The only way to confirm that students have digested these facts is to test them on it. Yes, one might say that the test questions are unrealistically convoluted. But the only other option is to just regurgitate one of the small number of previously-seen, very-simple, real-world examples (and everyone moans about rote memorization, right?).

One may as well complain about why ball players do weightlifting (when weightlifting isn't in a ball game), or why musicians practice scales (when scale-playing isn't in any performance). Practice is practice, and we practice on artificially difficult tasks so that things are easy when they count in a more elaborate context.

• The right arrow was a double arrow? (I would have expected a single arrow there.) I studied logic. I don't remember memorizing operator precedence, and I don't think it's relied on much. Commented Mar 7 at 15:37
• The only reason I even understood that you meant it to be parsed as $$A \subset B \iff (x\in A \implies x \in B)$$ rather than as chaining transitive relations is because I already know the definition of $A\subset B$, so if this symbolic expression was meant to teach me the definiton of $A\subset B$, it would fail. In fact if I saw someone write it the way you did, I would assume they made a mistake!
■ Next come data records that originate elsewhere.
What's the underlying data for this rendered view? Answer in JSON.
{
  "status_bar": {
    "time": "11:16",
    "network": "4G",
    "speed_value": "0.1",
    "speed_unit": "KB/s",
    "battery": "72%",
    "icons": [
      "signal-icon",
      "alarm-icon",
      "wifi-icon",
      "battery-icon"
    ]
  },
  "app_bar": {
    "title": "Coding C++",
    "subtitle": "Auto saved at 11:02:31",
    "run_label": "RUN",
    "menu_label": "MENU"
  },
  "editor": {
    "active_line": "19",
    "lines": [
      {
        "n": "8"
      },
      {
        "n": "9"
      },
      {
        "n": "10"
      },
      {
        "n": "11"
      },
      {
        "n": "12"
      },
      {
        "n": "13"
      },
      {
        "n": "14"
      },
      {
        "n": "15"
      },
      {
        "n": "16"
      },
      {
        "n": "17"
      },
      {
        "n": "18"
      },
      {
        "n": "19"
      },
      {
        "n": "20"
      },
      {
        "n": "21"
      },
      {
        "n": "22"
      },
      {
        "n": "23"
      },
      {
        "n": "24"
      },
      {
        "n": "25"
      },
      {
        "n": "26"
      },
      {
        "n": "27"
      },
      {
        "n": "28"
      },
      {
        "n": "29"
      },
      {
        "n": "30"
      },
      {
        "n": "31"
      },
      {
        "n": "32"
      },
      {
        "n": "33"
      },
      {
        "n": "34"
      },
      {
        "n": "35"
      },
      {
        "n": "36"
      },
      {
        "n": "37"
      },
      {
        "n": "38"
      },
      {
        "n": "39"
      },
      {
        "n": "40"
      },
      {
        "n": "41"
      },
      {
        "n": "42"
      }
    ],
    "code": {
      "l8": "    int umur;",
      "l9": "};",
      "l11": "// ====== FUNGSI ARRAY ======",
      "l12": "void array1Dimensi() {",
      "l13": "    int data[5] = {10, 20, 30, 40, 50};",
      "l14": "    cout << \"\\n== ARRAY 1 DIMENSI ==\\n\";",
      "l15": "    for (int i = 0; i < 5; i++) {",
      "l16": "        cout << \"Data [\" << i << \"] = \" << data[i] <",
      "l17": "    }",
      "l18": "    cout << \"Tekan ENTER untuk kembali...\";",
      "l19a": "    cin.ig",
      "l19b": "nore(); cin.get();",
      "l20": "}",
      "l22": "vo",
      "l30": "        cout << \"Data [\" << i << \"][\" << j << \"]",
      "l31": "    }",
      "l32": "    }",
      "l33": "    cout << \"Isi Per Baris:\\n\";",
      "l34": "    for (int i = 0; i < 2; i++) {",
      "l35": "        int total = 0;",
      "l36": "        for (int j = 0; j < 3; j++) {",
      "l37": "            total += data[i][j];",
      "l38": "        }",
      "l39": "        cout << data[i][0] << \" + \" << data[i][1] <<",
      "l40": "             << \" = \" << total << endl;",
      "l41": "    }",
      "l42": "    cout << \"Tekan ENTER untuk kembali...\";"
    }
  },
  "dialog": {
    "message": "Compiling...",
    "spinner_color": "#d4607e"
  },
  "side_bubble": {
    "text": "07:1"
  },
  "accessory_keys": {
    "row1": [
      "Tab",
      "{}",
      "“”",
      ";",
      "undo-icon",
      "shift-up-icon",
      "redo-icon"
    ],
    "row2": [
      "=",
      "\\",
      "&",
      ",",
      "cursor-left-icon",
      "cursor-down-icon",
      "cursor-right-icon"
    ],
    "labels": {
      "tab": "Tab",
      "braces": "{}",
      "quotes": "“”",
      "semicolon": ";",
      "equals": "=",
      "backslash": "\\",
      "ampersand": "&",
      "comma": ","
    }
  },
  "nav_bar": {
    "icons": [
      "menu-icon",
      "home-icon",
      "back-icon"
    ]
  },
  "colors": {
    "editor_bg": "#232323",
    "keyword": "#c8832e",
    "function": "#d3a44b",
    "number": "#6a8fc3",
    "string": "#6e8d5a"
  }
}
– Stef
Commented Mar 7 at 19:10
• This expression only makes sense because there is an implicit quantification there. It should be $$A \subset B \iff \forall x, x \in A \implies x \in B$$. Commented Mar 7 at 20:59
• (Anecdotally: I am a logician by trade and this is the first that I hear that there is supposed to be some blanket rule that $\implies$ binds more tightly than $\iff$.) Commented Mar 7 at 21:42
• If there were a standard precedence for operators between languages, this might follow, but there isn't. This actually highlights how teaching something like this leads students to make mistakes, assuming there's a general convention. Furthermore, the context here isn't discrete math, which tends to be more code-oriented, but college algebra, which is a general education course. Forcing rote memorization of something like this to only have to unlearn it later is bad pedagogy and discourages students who struggle with it. Commented Mar 8 at 0:02